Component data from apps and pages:

◇ ◇ ◇ ◇

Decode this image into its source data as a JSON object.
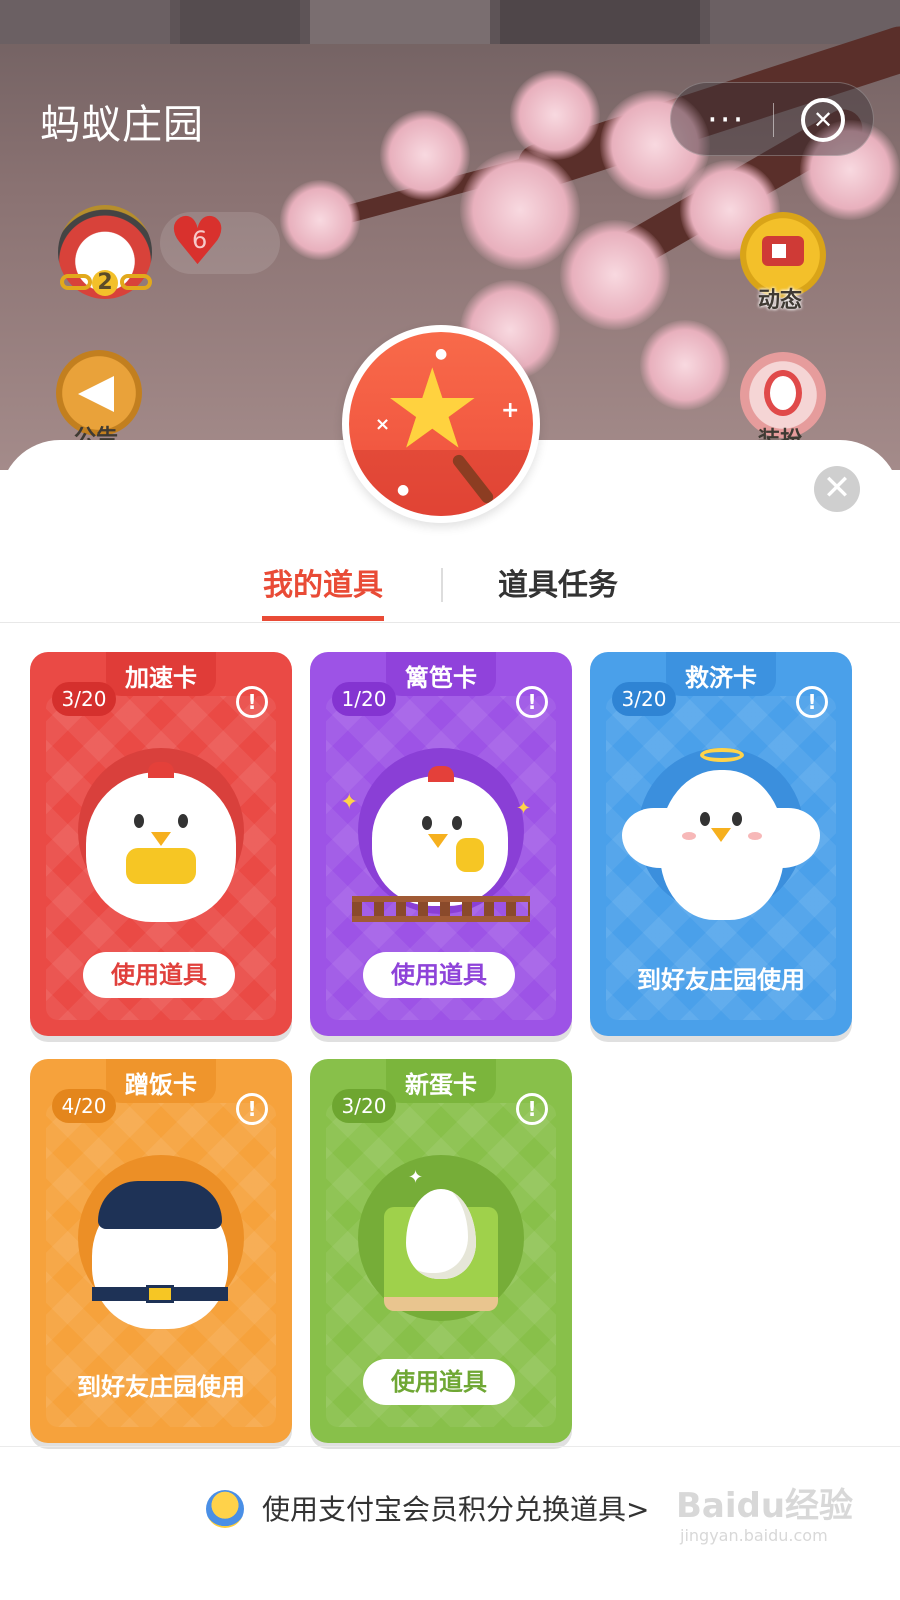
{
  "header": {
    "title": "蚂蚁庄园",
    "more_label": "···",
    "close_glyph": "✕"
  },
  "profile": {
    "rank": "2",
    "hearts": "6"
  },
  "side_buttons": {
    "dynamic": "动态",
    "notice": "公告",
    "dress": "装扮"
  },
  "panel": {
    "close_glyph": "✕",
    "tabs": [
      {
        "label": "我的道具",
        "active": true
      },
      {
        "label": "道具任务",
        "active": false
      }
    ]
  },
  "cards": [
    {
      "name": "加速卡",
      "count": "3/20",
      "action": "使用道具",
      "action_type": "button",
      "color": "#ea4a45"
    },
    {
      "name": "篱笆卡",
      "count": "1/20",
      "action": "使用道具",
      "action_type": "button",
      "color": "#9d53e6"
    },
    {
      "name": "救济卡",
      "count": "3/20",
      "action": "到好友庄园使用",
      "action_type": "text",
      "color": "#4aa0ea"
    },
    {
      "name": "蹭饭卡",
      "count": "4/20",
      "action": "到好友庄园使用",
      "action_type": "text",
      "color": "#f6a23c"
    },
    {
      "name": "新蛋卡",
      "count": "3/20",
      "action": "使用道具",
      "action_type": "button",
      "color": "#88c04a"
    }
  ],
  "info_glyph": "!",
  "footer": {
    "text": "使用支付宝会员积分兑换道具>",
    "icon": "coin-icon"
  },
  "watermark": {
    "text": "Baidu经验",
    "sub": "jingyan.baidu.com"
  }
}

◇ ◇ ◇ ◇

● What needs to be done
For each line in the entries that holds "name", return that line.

● Solution below
      "name": "加速卡",
      "name": "篱笆卡",
      "name": "救济卡",
      "name": "蹭饭卡",
      "name": "新蛋卡",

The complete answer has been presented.